* [Task objective]
Your job is to copy the lines from the material that include "screenshot".

* [The input]

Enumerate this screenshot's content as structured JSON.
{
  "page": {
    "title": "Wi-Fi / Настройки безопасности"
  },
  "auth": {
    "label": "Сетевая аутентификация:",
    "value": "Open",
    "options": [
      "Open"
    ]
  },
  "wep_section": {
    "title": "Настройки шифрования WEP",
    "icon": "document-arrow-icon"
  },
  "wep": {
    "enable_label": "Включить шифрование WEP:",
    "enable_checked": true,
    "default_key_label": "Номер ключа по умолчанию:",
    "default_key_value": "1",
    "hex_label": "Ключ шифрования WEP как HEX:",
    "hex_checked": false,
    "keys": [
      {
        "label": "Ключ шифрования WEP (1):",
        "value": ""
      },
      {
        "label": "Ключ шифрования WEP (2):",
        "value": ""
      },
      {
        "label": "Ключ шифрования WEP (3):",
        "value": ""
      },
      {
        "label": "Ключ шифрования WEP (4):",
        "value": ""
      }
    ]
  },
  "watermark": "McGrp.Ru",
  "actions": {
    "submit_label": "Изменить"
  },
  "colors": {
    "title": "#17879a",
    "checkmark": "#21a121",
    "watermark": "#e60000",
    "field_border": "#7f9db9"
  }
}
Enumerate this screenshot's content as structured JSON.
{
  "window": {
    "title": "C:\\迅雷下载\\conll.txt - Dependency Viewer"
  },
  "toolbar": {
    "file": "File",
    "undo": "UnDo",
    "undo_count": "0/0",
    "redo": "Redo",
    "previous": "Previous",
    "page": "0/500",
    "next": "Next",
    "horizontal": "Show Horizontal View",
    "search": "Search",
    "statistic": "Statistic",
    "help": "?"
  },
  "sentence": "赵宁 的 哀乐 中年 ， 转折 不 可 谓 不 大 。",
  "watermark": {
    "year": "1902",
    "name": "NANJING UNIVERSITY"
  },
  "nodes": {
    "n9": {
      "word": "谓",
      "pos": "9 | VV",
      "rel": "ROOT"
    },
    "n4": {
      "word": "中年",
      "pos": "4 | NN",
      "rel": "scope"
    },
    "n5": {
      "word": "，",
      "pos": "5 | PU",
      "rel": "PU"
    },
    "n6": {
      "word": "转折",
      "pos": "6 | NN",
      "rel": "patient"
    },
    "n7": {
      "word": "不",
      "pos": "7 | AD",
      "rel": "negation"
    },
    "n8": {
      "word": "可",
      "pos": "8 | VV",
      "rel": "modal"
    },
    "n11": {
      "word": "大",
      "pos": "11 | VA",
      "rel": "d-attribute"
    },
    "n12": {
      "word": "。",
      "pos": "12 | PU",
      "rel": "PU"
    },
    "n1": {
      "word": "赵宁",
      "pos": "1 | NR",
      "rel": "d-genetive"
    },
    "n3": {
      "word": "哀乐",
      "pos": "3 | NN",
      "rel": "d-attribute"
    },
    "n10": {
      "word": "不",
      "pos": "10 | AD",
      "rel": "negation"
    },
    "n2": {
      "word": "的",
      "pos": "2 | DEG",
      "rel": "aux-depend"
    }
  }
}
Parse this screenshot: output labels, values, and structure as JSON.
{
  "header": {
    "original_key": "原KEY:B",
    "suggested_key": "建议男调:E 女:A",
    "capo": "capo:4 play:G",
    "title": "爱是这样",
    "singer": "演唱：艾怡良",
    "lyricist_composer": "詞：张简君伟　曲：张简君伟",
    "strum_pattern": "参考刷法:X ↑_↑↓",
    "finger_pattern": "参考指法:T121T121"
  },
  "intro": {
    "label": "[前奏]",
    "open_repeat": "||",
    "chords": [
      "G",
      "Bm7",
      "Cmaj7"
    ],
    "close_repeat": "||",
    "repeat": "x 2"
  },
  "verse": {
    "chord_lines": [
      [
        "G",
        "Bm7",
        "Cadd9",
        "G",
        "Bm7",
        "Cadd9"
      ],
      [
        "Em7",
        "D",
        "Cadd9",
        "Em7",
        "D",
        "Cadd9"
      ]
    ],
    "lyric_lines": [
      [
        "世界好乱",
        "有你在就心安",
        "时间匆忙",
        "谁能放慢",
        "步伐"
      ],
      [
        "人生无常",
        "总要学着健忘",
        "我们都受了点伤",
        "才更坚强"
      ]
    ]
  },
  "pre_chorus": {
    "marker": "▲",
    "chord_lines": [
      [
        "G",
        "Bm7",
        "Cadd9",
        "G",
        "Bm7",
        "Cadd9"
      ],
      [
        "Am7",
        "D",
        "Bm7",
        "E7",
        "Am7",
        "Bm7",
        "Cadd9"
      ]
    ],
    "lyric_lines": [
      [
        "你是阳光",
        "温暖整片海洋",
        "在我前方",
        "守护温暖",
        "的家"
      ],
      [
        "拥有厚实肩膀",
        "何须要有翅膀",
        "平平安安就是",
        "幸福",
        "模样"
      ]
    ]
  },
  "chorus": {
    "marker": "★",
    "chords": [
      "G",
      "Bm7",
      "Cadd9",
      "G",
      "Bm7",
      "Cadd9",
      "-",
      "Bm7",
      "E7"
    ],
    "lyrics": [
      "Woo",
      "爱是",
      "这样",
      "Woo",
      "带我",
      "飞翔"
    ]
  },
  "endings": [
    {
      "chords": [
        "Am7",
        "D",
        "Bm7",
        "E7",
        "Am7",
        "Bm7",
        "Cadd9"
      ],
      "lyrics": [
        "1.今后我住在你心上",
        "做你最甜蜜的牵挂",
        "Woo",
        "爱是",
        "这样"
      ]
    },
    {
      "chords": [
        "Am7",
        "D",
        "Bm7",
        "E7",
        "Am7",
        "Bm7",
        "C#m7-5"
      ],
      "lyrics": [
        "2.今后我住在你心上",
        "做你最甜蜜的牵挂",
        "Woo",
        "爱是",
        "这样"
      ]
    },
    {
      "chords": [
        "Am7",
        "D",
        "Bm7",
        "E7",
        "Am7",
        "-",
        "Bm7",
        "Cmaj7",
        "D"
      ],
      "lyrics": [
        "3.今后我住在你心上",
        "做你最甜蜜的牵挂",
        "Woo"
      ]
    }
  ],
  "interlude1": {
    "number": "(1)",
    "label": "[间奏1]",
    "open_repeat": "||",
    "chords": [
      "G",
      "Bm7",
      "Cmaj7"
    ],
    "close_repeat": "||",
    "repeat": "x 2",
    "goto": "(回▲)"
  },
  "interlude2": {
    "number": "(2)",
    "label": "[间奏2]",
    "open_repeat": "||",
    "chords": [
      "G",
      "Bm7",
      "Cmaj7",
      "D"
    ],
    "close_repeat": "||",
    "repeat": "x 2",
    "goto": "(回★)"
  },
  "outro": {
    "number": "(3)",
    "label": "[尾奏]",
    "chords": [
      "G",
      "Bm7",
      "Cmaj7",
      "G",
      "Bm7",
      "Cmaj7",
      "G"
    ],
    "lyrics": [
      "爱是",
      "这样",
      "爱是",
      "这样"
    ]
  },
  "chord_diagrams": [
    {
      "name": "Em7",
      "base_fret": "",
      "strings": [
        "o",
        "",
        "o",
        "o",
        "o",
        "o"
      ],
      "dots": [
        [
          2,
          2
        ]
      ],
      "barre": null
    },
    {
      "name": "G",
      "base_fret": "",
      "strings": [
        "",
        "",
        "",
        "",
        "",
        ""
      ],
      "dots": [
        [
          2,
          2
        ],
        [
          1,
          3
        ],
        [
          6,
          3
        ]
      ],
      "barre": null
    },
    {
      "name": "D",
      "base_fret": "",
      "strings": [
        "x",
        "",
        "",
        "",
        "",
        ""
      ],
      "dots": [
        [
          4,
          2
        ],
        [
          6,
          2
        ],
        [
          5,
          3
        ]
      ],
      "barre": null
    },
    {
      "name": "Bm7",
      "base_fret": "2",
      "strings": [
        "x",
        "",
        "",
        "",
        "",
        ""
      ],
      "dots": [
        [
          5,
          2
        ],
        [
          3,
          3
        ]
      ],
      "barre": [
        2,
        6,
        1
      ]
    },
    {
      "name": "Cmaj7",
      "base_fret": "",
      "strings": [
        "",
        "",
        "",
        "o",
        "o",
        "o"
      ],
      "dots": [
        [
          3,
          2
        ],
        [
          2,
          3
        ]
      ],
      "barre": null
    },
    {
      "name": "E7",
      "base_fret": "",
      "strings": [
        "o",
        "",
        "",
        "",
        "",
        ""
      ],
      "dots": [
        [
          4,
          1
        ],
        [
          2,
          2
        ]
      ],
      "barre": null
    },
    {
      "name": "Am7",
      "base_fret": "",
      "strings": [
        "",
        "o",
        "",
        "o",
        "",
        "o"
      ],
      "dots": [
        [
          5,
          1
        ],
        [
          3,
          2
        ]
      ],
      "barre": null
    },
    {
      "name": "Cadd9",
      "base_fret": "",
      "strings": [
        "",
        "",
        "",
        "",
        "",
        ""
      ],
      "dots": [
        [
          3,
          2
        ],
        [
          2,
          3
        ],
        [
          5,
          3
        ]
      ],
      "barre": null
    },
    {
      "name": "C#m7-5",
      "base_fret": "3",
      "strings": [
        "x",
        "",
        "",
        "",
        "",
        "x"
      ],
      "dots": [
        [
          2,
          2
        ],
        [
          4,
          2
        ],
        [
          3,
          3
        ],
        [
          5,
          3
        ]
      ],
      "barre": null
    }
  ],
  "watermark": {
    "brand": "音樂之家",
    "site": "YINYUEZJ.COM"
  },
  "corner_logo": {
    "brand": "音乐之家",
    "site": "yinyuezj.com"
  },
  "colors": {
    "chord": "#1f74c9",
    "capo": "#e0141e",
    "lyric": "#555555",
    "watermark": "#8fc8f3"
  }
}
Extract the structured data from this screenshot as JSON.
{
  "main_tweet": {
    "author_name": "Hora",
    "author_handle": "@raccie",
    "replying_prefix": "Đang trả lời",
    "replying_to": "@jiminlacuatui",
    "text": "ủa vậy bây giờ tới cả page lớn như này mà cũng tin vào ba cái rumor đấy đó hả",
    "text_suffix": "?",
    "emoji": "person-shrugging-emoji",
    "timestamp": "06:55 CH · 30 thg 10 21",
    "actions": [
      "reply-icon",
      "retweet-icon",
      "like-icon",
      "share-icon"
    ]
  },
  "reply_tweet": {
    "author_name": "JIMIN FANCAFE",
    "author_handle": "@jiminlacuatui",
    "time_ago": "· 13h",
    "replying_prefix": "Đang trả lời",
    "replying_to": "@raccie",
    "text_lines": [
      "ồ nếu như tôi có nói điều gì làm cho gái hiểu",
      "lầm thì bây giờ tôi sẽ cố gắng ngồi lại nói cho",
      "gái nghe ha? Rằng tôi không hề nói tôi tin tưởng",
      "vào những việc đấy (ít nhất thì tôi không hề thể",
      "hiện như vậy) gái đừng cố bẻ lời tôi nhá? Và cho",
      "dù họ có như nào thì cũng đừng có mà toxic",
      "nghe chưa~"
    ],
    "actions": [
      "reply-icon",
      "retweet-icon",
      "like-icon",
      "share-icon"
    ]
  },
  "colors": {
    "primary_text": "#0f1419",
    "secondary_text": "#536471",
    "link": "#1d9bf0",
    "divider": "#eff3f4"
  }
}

* [Exercise response]
Enumerate this screenshot's content as structured JSON.
Enumerate this screenshot's content as structured JSON.
Parse this screenshot: output labels, values, and structure as JSON.
Extract the structured data from this screenshot as JSON.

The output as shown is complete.